MKT Module 4: Understanding Buyer Behavior
1. Research customers
• The market research process typically includes the following logical steps:
1. Problem Definition/Question to be Answered (the most difficult step)
2. Research Design
3. Data Collection
4. Data Analysis and Interpretation
5. Presentation of Results
• Types of Research
Exploratory research: are undertaken when a problem or research
question is still fuzzy and management wants additional information
before undertaking further research. It is likely to include the study of
internal records, customer complaints, financial analysis trends and
discussion with distributors and suppliers.
Descriptive survey research: Typically used to describe customers, either
small number of customers in depth or large amount of customers by
survey research.

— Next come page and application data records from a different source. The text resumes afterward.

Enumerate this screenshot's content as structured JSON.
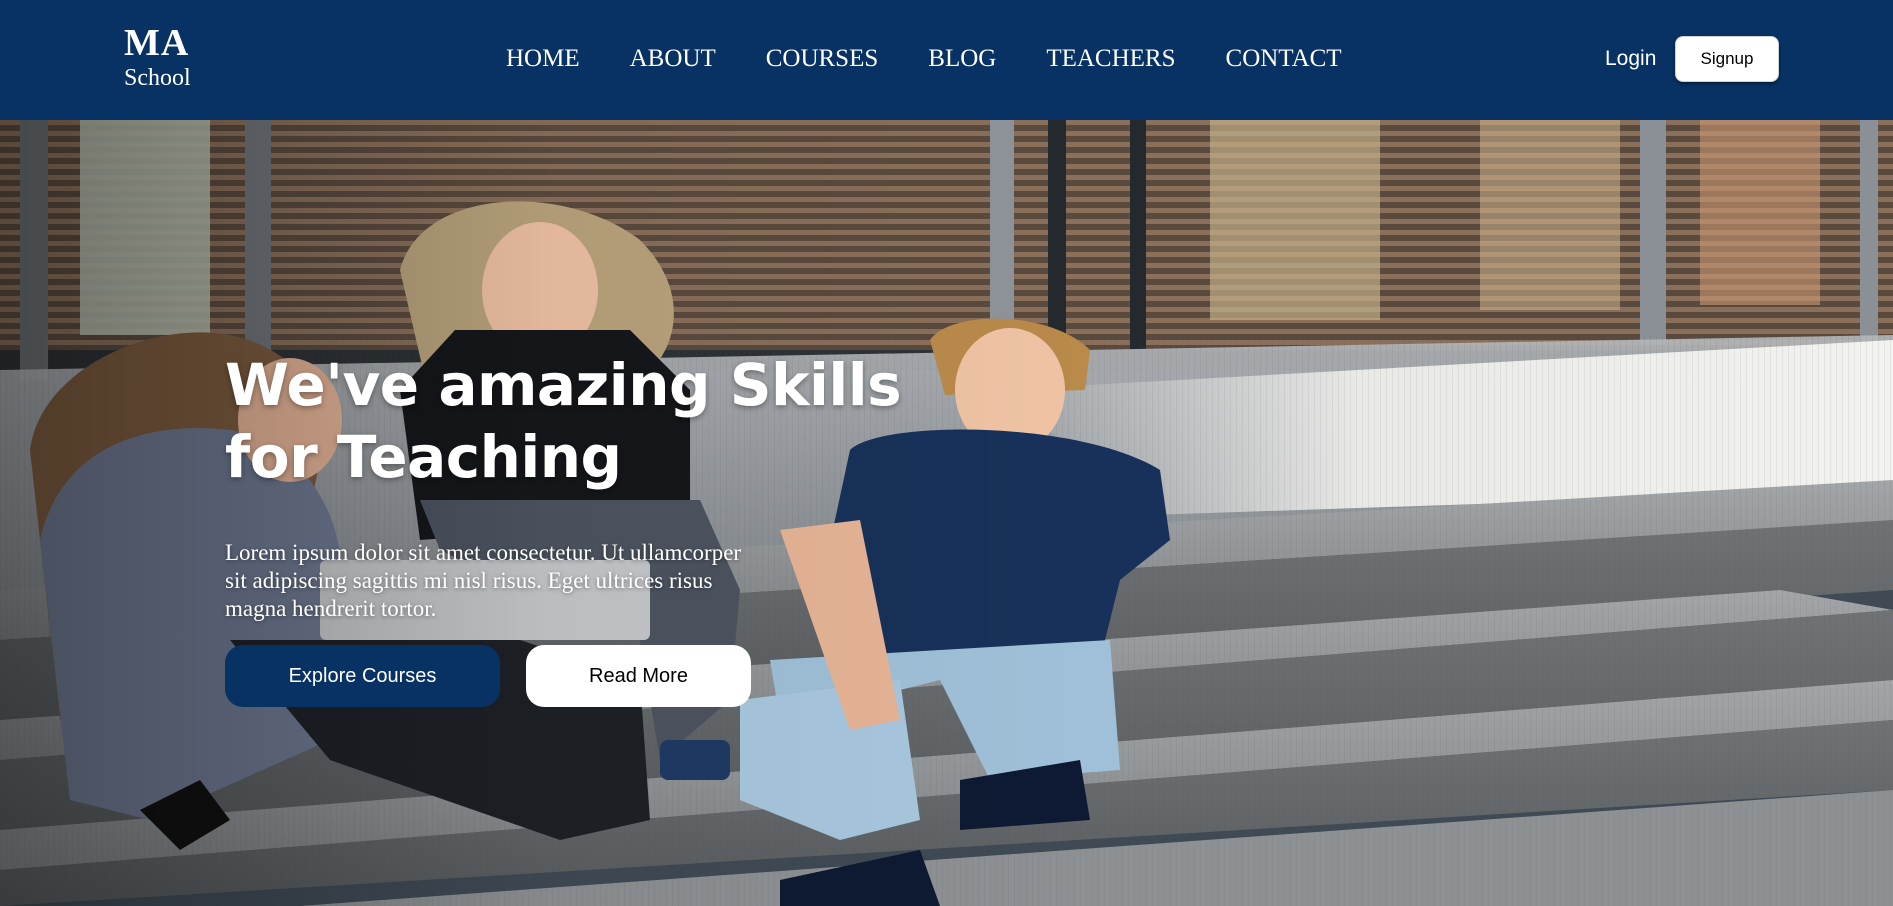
{
  "brand": {
    "name": "MA",
    "subtitle": "School"
  },
  "nav": {
    "links": [
      "HOME",
      "ABOUT",
      "COURSES",
      "BLOG",
      "TEACHERS",
      "CONTACT"
    ],
    "login_label": "Login",
    "signup_label": "Signup"
  },
  "hero": {
    "title_line1": "We've amazing Skills",
    "title_line2": "for Teaching",
    "description": "Lorem ipsum dolor sit amet consectetur. Ut ullamcorper sit adipiscing sagittis mi nisl risus. Eget ultrices risus magna hendrerit tortor.",
    "primary_button": "Explore Courses",
    "secondary_button": "Read More",
    "image_alt": "three-students-sitting-on-steps"
  },
  "colors": {
    "navbar": "#073263",
    "primary_button": "#073263",
    "secondary_button": "#ffffff",
    "text_light": "#ffffff"
  }
}
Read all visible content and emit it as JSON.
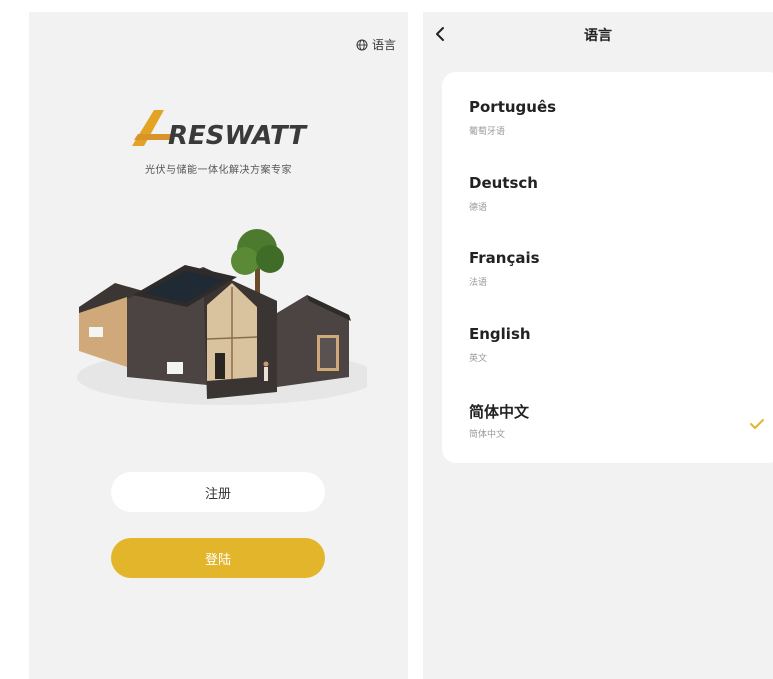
{
  "left_screen": {
    "language_button": "语言",
    "logo_text": "RESWATT",
    "slogan": "光伏与储能一体化解决方案专家",
    "register_label": "注册",
    "login_label": "登陆"
  },
  "right_screen": {
    "title": "语言",
    "languages": [
      {
        "name": "Português",
        "native": "葡萄牙语",
        "selected": false
      },
      {
        "name": "Deutsch",
        "native": "德语",
        "selected": false
      },
      {
        "name": "Français",
        "native": "法语",
        "selected": false
      },
      {
        "name": "English",
        "native": "英文",
        "selected": false
      },
      {
        "name": "简体中文",
        "native": "简体中文",
        "selected": true
      }
    ]
  },
  "colors": {
    "accent": "#e3b52a",
    "background": "#f2f2f2",
    "check": "#e3b52a"
  }
}
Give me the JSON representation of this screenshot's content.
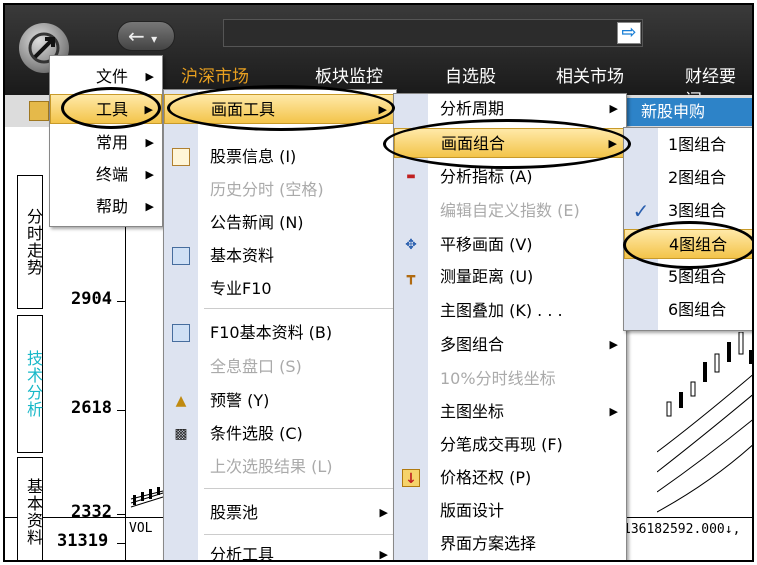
{
  "nav_tabs": [
    "沪深市场",
    "板块监控",
    "自选股",
    "相关市场",
    "财经要闻"
  ],
  "header": {
    "back_glyph": "←",
    "dropdown_glyph": "▾",
    "go_glyph": "⇨"
  },
  "subbar": {
    "new_stock": "新股申购"
  },
  "side_tabs": [
    "分时走势",
    "技术分析",
    "基本资料"
  ],
  "axis": {
    "y_ticks": [
      "2904",
      "2618",
      "2332"
    ],
    "vol_tick": "31319",
    "vol_label": "VOL",
    "vol_value": "136182592.000↓,"
  },
  "menu1": [
    {
      "label": "文件"
    },
    {
      "label": "工具"
    },
    {
      "label": "常用"
    },
    {
      "label": "终端"
    },
    {
      "label": "帮助"
    }
  ],
  "menu2": {
    "top": "画面工具",
    "items": [
      {
        "label": "股票信息 (I)",
        "icon": "info-icon"
      },
      {
        "label": "历史分时 (空格)",
        "disabled": true
      },
      {
        "label": "公告新闻 (N)"
      },
      {
        "label": "基本资料",
        "icon": "chart-icon"
      },
      {
        "label": "专业F10"
      },
      {
        "label": "F10基本资料 (B)",
        "icon": "chart-icon"
      },
      {
        "label": "全息盘口 (S)",
        "disabled": true
      },
      {
        "label": "预警 (Y)",
        "icon": "bell-icon"
      },
      {
        "label": "条件选股 (C)",
        "icon": "binoculars-icon"
      },
      {
        "label": "上次选股结果 (L)",
        "disabled": true
      },
      {
        "label": "股票池"
      },
      {
        "label": "分析工具"
      }
    ]
  },
  "menu3": [
    {
      "label": "分析周期"
    },
    {
      "label": "画面组合"
    },
    {
      "label": "分析指标 (A)",
      "icon": "indicator-icon"
    },
    {
      "label": "编辑自定义指数 (E)",
      "disabled": true
    },
    {
      "label": "平移画面 (V)",
      "icon": "move-icon"
    },
    {
      "label": "测量距离 (U)",
      "icon": "ruler-icon"
    },
    {
      "label": "主图叠加 (K) . . ."
    },
    {
      "label": "多图组合"
    },
    {
      "label": "10%分时线坐标",
      "disabled": true
    },
    {
      "label": "主图坐标"
    },
    {
      "label": "分笔成交再现 (F)"
    },
    {
      "label": "价格还权 (P)",
      "icon": "price-icon"
    },
    {
      "label": "版面设计"
    },
    {
      "label": "界面方案选择"
    }
  ],
  "menu4": [
    {
      "label": "1图组合"
    },
    {
      "label": "2图组合"
    },
    {
      "label": "3图组合",
      "checked": true
    },
    {
      "label": "4图组合"
    },
    {
      "label": "5图组合"
    },
    {
      "label": "6图组合"
    }
  ],
  "glyphs": {
    "submenu_arrow": "▶",
    "check": "✓"
  }
}
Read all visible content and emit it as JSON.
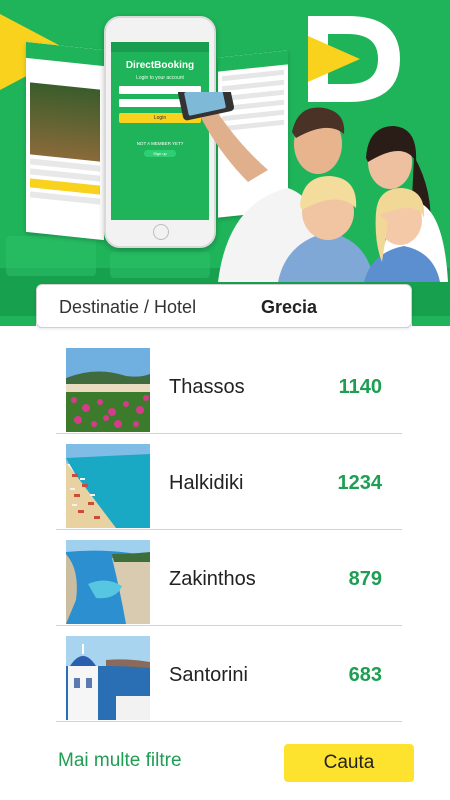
{
  "hero": {
    "app_brand": "DirectBooking",
    "phone_login_hint": "Login to your account",
    "phone_login_button": "Login",
    "phone_not_member": "NOT A MEMBER YET?",
    "phone_signup": "Sign up",
    "logo_letter": "D",
    "colors": {
      "brand_green": "#1fb45a",
      "accent_yellow": "#f8d21c"
    }
  },
  "search": {
    "label": "Destinatie / Hotel",
    "value": "Grecia"
  },
  "results": [
    {
      "name": "Thassos",
      "count": "1140",
      "image": "beach-flowers-photo"
    },
    {
      "name": "Halkidiki",
      "count": "1234",
      "image": "crowded-beach-photo"
    },
    {
      "name": "Zakinthos",
      "count": "879",
      "image": "navagio-cove-photo"
    },
    {
      "name": "Santorini",
      "count": "683",
      "image": "santorini-dome-photo"
    }
  ],
  "footer": {
    "more_filters": "Mai multe filtre",
    "search_button": "Cauta"
  }
}
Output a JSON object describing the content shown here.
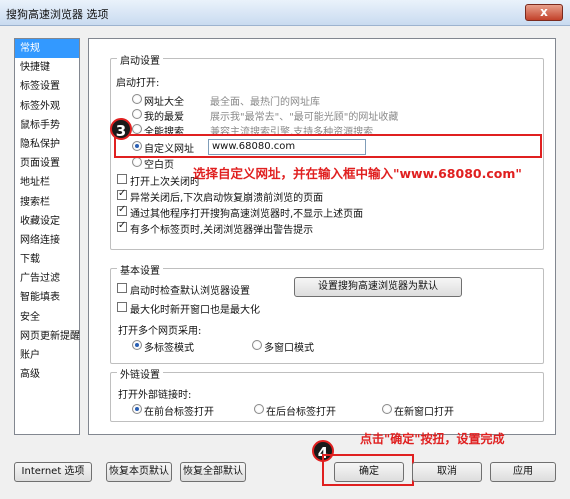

It typically gathers descriptive profiles of customers and
is used to measure customer satisfaction, study product use and segment
Cause and effect research: Is used to explore the question “Does X cause
Y?” such as the effects of a price decrease on sales and the effect of TV
advertising campaign spending on sales.
2. Qualitative Consumer Research
• Includes methods such as observations and in depth interviews with customers,
suppliers and middlemen. The details of using observational research to
understand how the customer uses the product or service.
• Customer visits
• Focus group research: focus groups are the most common market research method
used today because they are very useful. A focus group consists of a group of 6 to
12 people who focus on a particular question or issue in a free wheeling
discussion for about 2 hours. Often it is also used to test products and product
concepts, advertising creative and political messages.
• Focus groups can be used successfully by following these best practices.
Identify who you want to talk to and the recruit participation.
Choose a moderator who will relate your focus group participants.
Hold a debriefing with the moderator immediately afterwards to obtain her
fresh insights and perspectives.
Note the body language, interest or emotion that accompanies the
It is good to have management in attendance, as new questions can be
passed to the moderator in process. Conduct focus groups until no new insights surface: This sometimes takes
about three to four focus groups, or a lot more.
Take the concept of focus groups a step further and run focus groups with
experts, recruited to participate in high level product development focus
• The purpose of focus groups is to learn the beliefs, attitudes, preferences and
behavior of the target customers.
3. Survey Customer Research
• Probability sampling: A sample where all of the respondents in the population or
segment to be studied have a know (nonzero) chance of being chosen in the
sample from the population/segment being studied.
Simple Random sample: a probability sample where respondents are randomly
chosen from a complete list of the population.
Convenience sample: a sample that is gathered from a convenient pool of
customers or potential customers.
• Sampling problems: The major problems with sampling are the risk of non
response error or participation bias. This occurs when a particular customer group
is overrepresented or underrepresented in a sample.
• Online research: about a third of all consumer market research is now undertaken
Online market research has increased the quality of the research by
reducing errors in several research processes.
Online market research has significantly reduced the cost of research by
Online research has sped up the whole market research process, from
taking weeks to days.
Comparative studies suggest that online open minded questions elicit a lot
richer response and less inhibited responses then open ended questions
asked in mail or telephone surveys.
4. Cultural and Social Influence
• Canadian culture
• Drivers of cultural change
Openness to foreign ideas is the single most important source of new
technology and skills in development countries.
• The effect of income and time pressure on consumer behavior. Leisure time
management has some significant effects on decision making, particularly on
each of the following.:
Risk taking: If consumers are more harried in their work and family life,
then they are less likely to be novelty seekers and innovators when they
Searching and Shopping: Consumers have developed a series of informal
buying rules to save time but still ensure satisfactory purchases. For
example consumers tend to buy quality brand name products, follow the
advise of friends etc. Product Expertise: